Web page and app entries
=== Begin Enclosure ===

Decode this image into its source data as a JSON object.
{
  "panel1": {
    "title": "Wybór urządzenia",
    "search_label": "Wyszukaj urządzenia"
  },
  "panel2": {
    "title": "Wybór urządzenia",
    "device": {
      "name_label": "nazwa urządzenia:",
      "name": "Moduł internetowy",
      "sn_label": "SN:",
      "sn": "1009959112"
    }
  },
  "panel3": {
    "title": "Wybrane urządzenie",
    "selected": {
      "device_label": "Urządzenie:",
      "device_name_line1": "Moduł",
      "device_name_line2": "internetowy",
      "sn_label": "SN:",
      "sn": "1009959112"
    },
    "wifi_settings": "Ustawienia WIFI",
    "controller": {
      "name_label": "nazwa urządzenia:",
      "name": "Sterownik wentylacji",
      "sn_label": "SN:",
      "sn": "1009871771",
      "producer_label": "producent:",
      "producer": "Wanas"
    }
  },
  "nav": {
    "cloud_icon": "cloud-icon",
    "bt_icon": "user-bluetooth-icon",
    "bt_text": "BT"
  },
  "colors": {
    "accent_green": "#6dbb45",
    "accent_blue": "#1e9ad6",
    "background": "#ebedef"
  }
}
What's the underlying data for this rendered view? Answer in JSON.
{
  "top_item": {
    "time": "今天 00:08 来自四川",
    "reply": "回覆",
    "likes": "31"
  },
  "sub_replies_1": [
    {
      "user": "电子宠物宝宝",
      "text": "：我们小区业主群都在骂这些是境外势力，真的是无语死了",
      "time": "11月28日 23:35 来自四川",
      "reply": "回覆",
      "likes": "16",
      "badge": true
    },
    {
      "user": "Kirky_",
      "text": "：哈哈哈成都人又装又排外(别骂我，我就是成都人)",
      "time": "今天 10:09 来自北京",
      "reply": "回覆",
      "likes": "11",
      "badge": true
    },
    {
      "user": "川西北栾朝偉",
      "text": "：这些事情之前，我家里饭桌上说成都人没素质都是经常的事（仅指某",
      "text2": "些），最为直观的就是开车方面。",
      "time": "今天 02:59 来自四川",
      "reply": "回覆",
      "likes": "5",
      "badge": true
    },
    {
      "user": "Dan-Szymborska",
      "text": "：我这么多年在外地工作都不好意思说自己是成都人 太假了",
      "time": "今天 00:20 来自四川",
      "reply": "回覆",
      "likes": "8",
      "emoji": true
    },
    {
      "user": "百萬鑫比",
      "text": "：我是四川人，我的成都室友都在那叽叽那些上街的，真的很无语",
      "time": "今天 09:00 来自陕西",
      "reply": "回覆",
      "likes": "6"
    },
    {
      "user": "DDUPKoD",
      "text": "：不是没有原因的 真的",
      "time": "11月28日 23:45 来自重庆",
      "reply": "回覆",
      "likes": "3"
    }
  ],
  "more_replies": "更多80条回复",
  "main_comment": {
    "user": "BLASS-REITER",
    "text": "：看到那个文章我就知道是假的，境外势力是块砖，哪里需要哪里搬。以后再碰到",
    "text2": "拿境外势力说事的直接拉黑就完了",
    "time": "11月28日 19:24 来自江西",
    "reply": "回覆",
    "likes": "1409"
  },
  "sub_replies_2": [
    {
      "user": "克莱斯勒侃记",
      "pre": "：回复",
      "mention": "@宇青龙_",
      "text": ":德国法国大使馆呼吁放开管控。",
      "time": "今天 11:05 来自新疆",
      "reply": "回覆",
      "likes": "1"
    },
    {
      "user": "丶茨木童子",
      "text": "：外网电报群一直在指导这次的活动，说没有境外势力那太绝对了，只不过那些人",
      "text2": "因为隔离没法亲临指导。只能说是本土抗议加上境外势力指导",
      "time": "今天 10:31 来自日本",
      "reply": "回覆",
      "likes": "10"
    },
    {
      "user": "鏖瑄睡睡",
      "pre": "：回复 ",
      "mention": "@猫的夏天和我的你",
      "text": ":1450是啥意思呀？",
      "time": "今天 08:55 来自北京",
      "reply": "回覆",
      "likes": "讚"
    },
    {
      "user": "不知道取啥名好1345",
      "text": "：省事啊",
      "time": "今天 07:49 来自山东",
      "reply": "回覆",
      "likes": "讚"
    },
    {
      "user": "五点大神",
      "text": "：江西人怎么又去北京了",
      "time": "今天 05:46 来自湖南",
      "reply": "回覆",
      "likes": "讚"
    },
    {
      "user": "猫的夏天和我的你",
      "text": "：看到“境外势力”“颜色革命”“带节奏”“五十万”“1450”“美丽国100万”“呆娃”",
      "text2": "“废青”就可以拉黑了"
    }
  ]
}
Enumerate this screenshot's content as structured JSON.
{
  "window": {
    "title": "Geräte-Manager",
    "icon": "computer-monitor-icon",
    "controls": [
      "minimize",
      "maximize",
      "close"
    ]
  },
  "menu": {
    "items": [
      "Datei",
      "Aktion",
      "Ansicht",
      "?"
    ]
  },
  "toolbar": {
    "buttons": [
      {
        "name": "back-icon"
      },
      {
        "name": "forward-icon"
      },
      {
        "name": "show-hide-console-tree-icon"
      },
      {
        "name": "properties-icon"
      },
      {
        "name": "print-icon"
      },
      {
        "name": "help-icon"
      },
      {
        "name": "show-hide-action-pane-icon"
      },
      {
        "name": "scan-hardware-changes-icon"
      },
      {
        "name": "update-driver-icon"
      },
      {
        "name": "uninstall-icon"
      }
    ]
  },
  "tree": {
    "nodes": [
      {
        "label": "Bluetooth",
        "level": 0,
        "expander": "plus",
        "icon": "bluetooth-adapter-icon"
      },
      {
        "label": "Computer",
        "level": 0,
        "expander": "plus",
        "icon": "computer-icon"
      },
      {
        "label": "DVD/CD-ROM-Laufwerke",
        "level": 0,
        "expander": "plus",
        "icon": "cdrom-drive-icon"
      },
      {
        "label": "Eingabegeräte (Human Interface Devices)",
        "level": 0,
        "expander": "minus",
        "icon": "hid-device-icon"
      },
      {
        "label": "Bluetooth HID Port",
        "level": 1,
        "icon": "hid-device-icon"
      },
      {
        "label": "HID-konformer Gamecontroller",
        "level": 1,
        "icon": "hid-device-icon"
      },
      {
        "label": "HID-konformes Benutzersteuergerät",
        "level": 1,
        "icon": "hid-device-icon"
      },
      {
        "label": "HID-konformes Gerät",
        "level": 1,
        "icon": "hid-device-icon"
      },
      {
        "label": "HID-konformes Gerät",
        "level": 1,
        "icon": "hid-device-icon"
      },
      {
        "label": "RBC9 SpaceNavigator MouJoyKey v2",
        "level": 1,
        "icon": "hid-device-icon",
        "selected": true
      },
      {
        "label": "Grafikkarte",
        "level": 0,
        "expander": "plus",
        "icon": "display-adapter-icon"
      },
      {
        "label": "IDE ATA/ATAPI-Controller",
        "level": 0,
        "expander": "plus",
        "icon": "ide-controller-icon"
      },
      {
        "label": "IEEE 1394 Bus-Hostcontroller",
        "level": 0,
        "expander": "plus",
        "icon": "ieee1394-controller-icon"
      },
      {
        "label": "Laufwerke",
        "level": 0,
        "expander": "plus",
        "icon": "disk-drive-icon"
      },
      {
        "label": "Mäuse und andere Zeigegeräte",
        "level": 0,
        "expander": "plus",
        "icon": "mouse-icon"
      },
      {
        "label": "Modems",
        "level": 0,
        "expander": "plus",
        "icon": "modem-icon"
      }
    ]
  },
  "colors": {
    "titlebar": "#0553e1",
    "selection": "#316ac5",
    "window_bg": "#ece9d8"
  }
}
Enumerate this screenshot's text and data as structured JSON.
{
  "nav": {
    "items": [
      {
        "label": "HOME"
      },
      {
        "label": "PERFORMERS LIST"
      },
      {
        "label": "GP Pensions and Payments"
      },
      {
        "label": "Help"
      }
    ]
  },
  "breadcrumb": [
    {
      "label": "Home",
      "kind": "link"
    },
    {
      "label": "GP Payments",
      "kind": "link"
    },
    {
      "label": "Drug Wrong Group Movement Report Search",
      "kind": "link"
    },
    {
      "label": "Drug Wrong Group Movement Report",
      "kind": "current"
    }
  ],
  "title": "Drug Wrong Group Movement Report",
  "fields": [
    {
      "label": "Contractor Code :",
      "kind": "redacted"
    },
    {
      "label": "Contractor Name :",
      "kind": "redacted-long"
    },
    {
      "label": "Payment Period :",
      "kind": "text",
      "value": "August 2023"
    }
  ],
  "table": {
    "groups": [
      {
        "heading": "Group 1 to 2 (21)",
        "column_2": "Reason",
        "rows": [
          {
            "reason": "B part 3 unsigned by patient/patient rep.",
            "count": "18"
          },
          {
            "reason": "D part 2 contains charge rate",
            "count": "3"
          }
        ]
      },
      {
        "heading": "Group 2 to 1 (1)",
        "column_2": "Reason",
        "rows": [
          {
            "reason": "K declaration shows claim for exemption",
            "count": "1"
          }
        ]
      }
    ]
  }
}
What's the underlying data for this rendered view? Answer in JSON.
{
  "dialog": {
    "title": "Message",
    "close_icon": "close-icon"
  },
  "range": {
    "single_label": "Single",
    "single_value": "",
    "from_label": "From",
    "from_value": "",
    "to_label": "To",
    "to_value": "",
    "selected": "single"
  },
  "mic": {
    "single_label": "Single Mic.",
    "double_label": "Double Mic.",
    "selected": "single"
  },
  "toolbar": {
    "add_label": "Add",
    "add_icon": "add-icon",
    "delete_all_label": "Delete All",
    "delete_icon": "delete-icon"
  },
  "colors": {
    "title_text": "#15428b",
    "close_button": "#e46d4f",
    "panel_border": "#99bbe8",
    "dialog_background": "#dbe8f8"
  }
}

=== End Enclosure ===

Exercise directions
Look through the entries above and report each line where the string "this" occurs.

Exercise solution
Decode this image into its source data as a JSON object.
What's the underlying data for this rendered view? Answer in JSON.
Enumerate this screenshot's content as structured JSON.
Enumerate this screenshot's text and data as structured JSON.
What's the underlying data for this rendered view? Answer in JSON.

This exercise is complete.